For hundreds of years, the UK has been functioning without a codified constitution. For the majority of that time, that was not raised as a problem, as the first constitution was created in 1787. Recently however, the question whether the UK should have a single document titled “The constitution of the United Kingdom of Great Britain and Northern Ireland” has been receiving more and more attention, as the UK is one of few countries that function without a codified constitution. The fact that the UK does not have a codified constitution by no means implies that it has no constitution whatsoever – it does have a complex constitution, developed over hundreds of years by Acts of Parliament, common law and constitutional conventions. And that constitution is functioning very well, so there seems to be no reason to change.
One of the arguments of the supporters of codifying the constitution is that at its current state, the constitution is confusing, and that a single document would solve this problem. Codification, they argue, will increase knowledge both about the constitutional rules and where to find those rules. However, further codification is unlikely to increase transparency about the UK’s constitution, as the language and style would be still the same – only all in one place. Moreover, in practice, that key knowledge is already accessible.
The Political and Constitutional Reform Committee (PCRC) argues for consolidating all provisions of constitutional importance from dozens of existing texts into a single document on the grounds that “the public is entitled to know the processes by which it is governed and the fundamental rules on which the constitution is based” and that such knowledge “will contribute greatly to more informed public debate”. That argument fails to realise that the British constitution is already available to the public. The Constitute website, for example, allows one to access a consolidation of the UK’s constitutionally relevant statutes and to search those statutes by topic, which means that the UK’s constitutional text already is accessible.
A major advantage of the present constitution is its flexibility – the British constitution can easily adapt to the changes in circumstances, something that is difficult to achieve with a codified constitution, as those usually can only be amended via lengthy legal processes. Higher law is more difficult to change than statute law and if the British constitution were to be codified, it is highly likely that the constitution would no longer be able to serve the society as well as it does nowadays.

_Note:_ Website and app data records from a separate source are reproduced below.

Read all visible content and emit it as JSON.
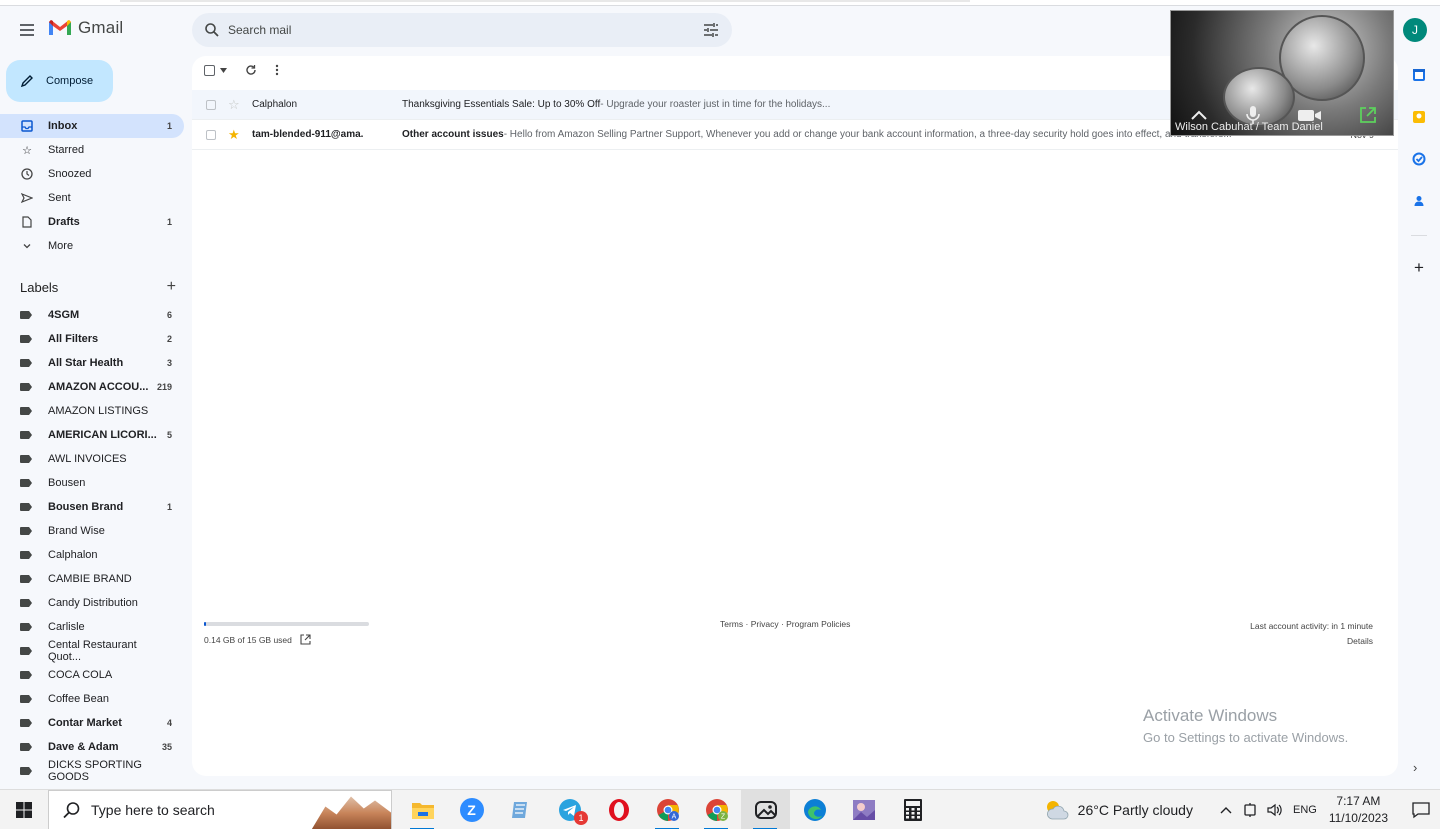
{
  "app": {
    "name": "Gmail"
  },
  "search": {
    "placeholder": "Search mail"
  },
  "compose": {
    "label": "Compose"
  },
  "nav": [
    {
      "label": "Inbox",
      "count": "1",
      "icon": "inbox-icon",
      "active": true
    },
    {
      "label": "Starred",
      "count": "",
      "icon": "star-icon"
    },
    {
      "label": "Snoozed",
      "count": "",
      "icon": "clock-icon"
    },
    {
      "label": "Sent",
      "count": "",
      "icon": "send-icon"
    },
    {
      "label": "Drafts",
      "count": "1",
      "icon": "draft-icon",
      "bold": true
    },
    {
      "label": "More",
      "count": "",
      "icon": "chevron-down-icon"
    }
  ],
  "labels_section": {
    "title": "Labels",
    "add_icon": "plus-icon"
  },
  "labels": [
    {
      "label": "4SGM",
      "count": "6",
      "bold": true
    },
    {
      "label": "All Filters",
      "count": "2",
      "bold": true
    },
    {
      "label": "All Star Health",
      "count": "3",
      "bold": true
    },
    {
      "label": "AMAZON ACCOU...",
      "count": "219",
      "bold": true
    },
    {
      "label": "AMAZON LISTINGS",
      "count": "",
      "bold": false
    },
    {
      "label": "AMERICAN LICORI...",
      "count": "5",
      "bold": true
    },
    {
      "label": "AWL INVOICES",
      "count": "",
      "bold": false
    },
    {
      "label": "Bousen",
      "count": "",
      "bold": false
    },
    {
      "label": "Bousen Brand",
      "count": "1",
      "bold": true
    },
    {
      "label": "Brand Wise",
      "count": "",
      "bold": false
    },
    {
      "label": "Calphalon",
      "count": "",
      "bold": false
    },
    {
      "label": "CAMBIE BRAND",
      "count": "",
      "bold": false
    },
    {
      "label": "Candy Distribution",
      "count": "",
      "bold": false
    },
    {
      "label": "Carlisle",
      "count": "",
      "bold": false
    },
    {
      "label": "Cental Restaurant Quot...",
      "count": "",
      "bold": false
    },
    {
      "label": "COCA COLA",
      "count": "",
      "bold": false
    },
    {
      "label": "Coffee Bean",
      "count": "",
      "bold": false
    },
    {
      "label": "Contar Market",
      "count": "4",
      "bold": true
    },
    {
      "label": "Dave & Adam",
      "count": "35",
      "bold": true
    },
    {
      "label": "DICKS SPORTING GOODS",
      "count": "",
      "bold": false
    }
  ],
  "emails": [
    {
      "sender": "Calphalon",
      "subject": "Thanksgiving Essentials Sale: Up to 30% Off",
      "snippet": " - Upgrade your roaster just in time for the holidays...",
      "date": "",
      "starred": false,
      "unread": false
    },
    {
      "sender": "tam-blended-911@ama.",
      "subject": "Other account issues",
      "snippet": " - Hello from Amazon Selling Partner Support, Whenever you add or change your bank account information, a three-day security hold goes into effect, and transfers...",
      "date": "Nov 9",
      "starred": true,
      "unread": true
    }
  ],
  "storage": {
    "used_text": "0.14 GB of 15 GB used",
    "fraction": 0.01
  },
  "footer": {
    "terms": "Terms",
    "sep1": " · ",
    "privacy": "Privacy",
    "sep2": " · ",
    "policies": "Program Policies"
  },
  "activity": {
    "text": "Last account activity: in 1 minute",
    "details": "Details"
  },
  "account": {
    "initial": "J"
  },
  "video": {
    "name": "Wilson Cabuhat / Team Daniel"
  },
  "activation": {
    "title": "Activate Windows",
    "subtitle": "Go to Settings to activate Windows."
  },
  "taskbar": {
    "search_placeholder": "Type here to search",
    "weather": "26°C  Partly cloudy",
    "lang": "ENG",
    "time": "7:17 AM",
    "date": "11/10/2023",
    "telegram_badge": "1"
  },
  "colors": {
    "accent": "#0b57d0",
    "compose": "#c2e7ff",
    "active_nav": "#d3e3fd",
    "star": "#f4b400"
  }
}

Moreover, a codified constitution would likely not be able to preserve all elements that are now considered of constitutional importance for the UK. For example, Parliamentary sovereignty, one of the most important constitutional principles of the UK that states that Parliament can make and unmake any laws, would no longer be in place. Therefore, a codified constitution would undermine one of the key principles of the UK’s democracy.

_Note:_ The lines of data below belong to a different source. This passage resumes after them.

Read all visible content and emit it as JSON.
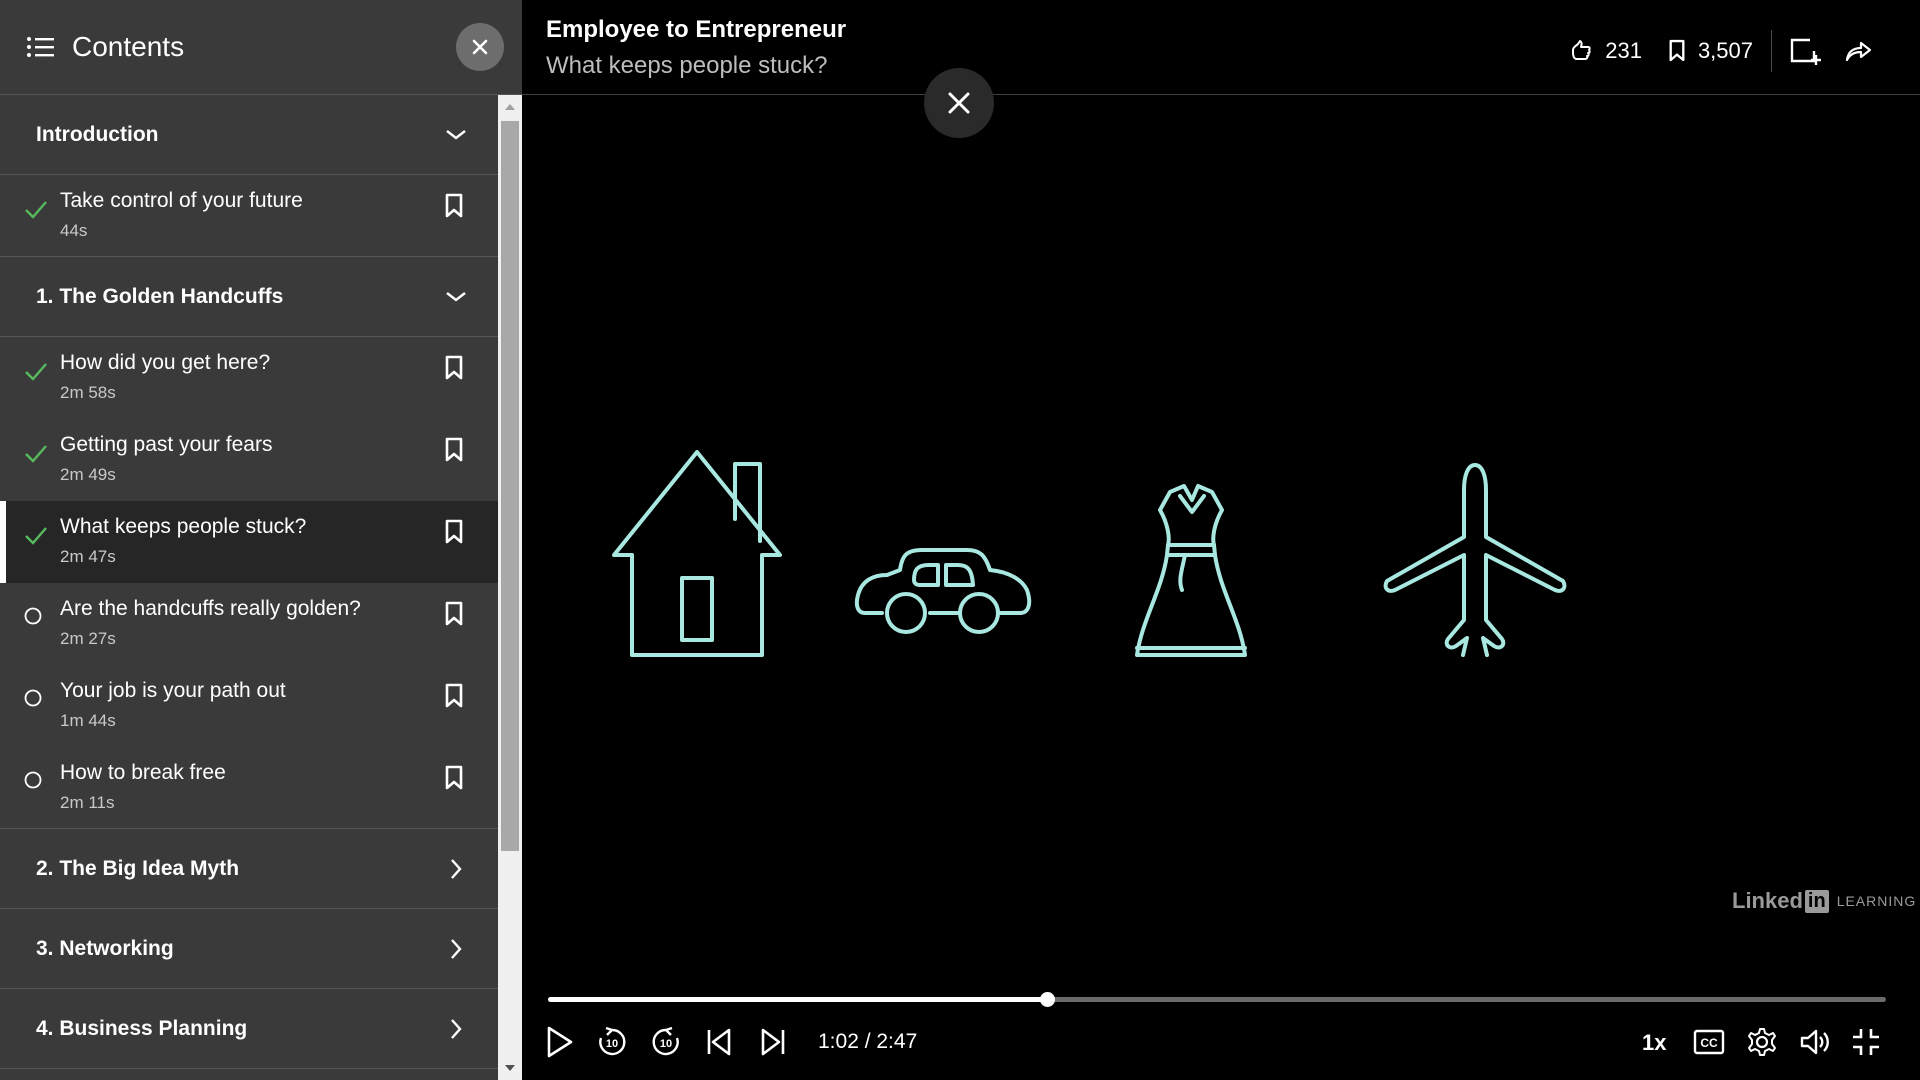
{
  "sidebar": {
    "title": "Contents",
    "sections": [
      {
        "label": "Introduction",
        "expanded": true,
        "items": [
          {
            "title": "Take control of your future",
            "duration": "44s",
            "status": "complete"
          }
        ]
      },
      {
        "label": "1. The Golden Handcuffs",
        "expanded": true,
        "items": [
          {
            "title": "How did you get here?",
            "duration": "2m 58s",
            "status": "complete"
          },
          {
            "title": "Getting past your fears",
            "duration": "2m 49s",
            "status": "complete"
          },
          {
            "title": "What keeps people stuck?",
            "duration": "2m 47s",
            "status": "complete",
            "active": true
          },
          {
            "title": "Are the handcuffs really golden?",
            "duration": "2m 27s",
            "status": "incomplete"
          },
          {
            "title": "Your job is your path out",
            "duration": "1m 44s",
            "status": "incomplete"
          },
          {
            "title": "How to break free",
            "duration": "2m 11s",
            "status": "incomplete"
          }
        ]
      },
      {
        "label": "2. The Big Idea Myth",
        "expanded": false
      },
      {
        "label": "3. Networking",
        "expanded": false
      },
      {
        "label": "4. Business Planning",
        "expanded": false
      }
    ]
  },
  "header": {
    "course_title": "Employee to Entrepreneur",
    "video_title": "What keeps people stuck?",
    "likes": "231",
    "saves": "3,507"
  },
  "watermark": {
    "linked": "Linked",
    "in": "in",
    "learning": "LEARNING"
  },
  "player": {
    "progress": 0.373,
    "time": "1:02 / 2:47",
    "speed": "1x"
  },
  "colors": {
    "check": "#57bb5d",
    "icon_line": "#a8e8e0",
    "sidebar_bg": "#3a3a3a",
    "active_bg": "#262626"
  }
}
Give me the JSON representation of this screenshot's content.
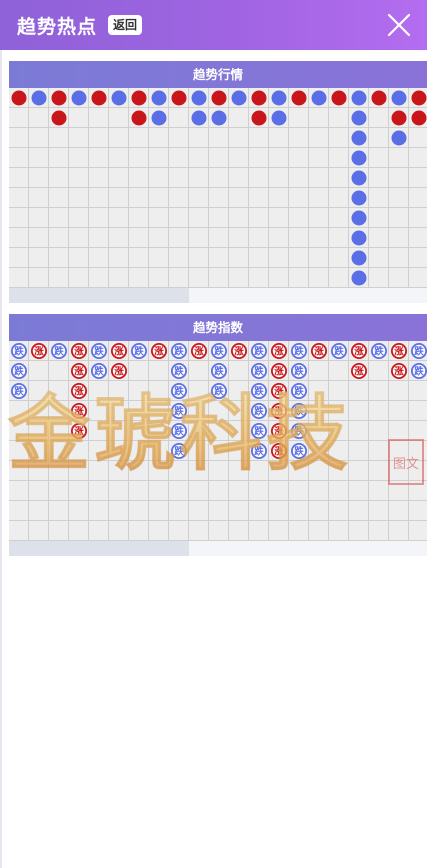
{
  "header": {
    "title": "趋势热点",
    "back_label": "返回",
    "close_icon": "close-icon"
  },
  "colors": {
    "header_start": "#8e62d8",
    "header_end": "#b46df0",
    "panel_title": "#7b7bd6",
    "red": "#c8161b",
    "blue": "#5a6ee6",
    "grid_bg": "#eeeeee",
    "grid_line": "#cfcfcf"
  },
  "panels": [
    {
      "title": "趋势行情",
      "type": "dots",
      "columns": [
        [
          "r"
        ],
        [
          "b"
        ],
        [
          "r",
          "r"
        ],
        [
          "b"
        ],
        [
          "r"
        ],
        [
          "b"
        ],
        [
          "r",
          "r"
        ],
        [
          "b",
          "b"
        ],
        [
          "r"
        ],
        [
          "b",
          "b"
        ],
        [
          "r",
          "b"
        ],
        [
          "b"
        ],
        [
          "r",
          "r"
        ],
        [
          "b",
          "b"
        ],
        [
          "r"
        ],
        [
          "b"
        ],
        [
          "r"
        ],
        [
          "b",
          "b",
          "b",
          "b",
          "b",
          "b",
          "b",
          "b",
          "b",
          "b"
        ],
        [
          "r"
        ],
        [
          "b",
          "r",
          "b"
        ],
        [
          "r",
          "r"
        ]
      ]
    },
    {
      "title": "趋势指数",
      "type": "badges",
      "up_label": "涨",
      "down_label": "跌",
      "columns": [
        [
          "d",
          "d",
          "d"
        ],
        [
          "u"
        ],
        [
          "d"
        ],
        [
          "u",
          "u",
          "u",
          "u",
          "u"
        ],
        [
          "d",
          "d"
        ],
        [
          "u",
          "u"
        ],
        [
          "d"
        ],
        [
          "u"
        ],
        [
          "d",
          "d",
          "d",
          "d",
          "d",
          "d"
        ],
        [
          "u"
        ],
        [
          "d",
          "d",
          "d"
        ],
        [
          "u"
        ],
        [
          "d",
          "d",
          "d",
          "d",
          "d",
          "d"
        ],
        [
          "u",
          "u",
          "u",
          "u",
          "u",
          "u"
        ],
        [
          "d",
          "d",
          "d",
          "d",
          "d",
          "d"
        ],
        [
          "u"
        ],
        [
          "d"
        ],
        [
          "u",
          "u"
        ],
        [
          "d"
        ],
        [
          "u",
          "u"
        ],
        [
          "d",
          "d"
        ]
      ]
    }
  ],
  "watermark": {
    "text": "金琥科技",
    "seal_text": "图文"
  }
}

In sum, the idea of a codified constitution for the UK is not only pointless but also potentially harmful. The benefits that, supporters argue, a single document would bring, are already there. More importantly however, a codified constitution will probably be unable to reflect all the beneficial subtleties that today govern the UK.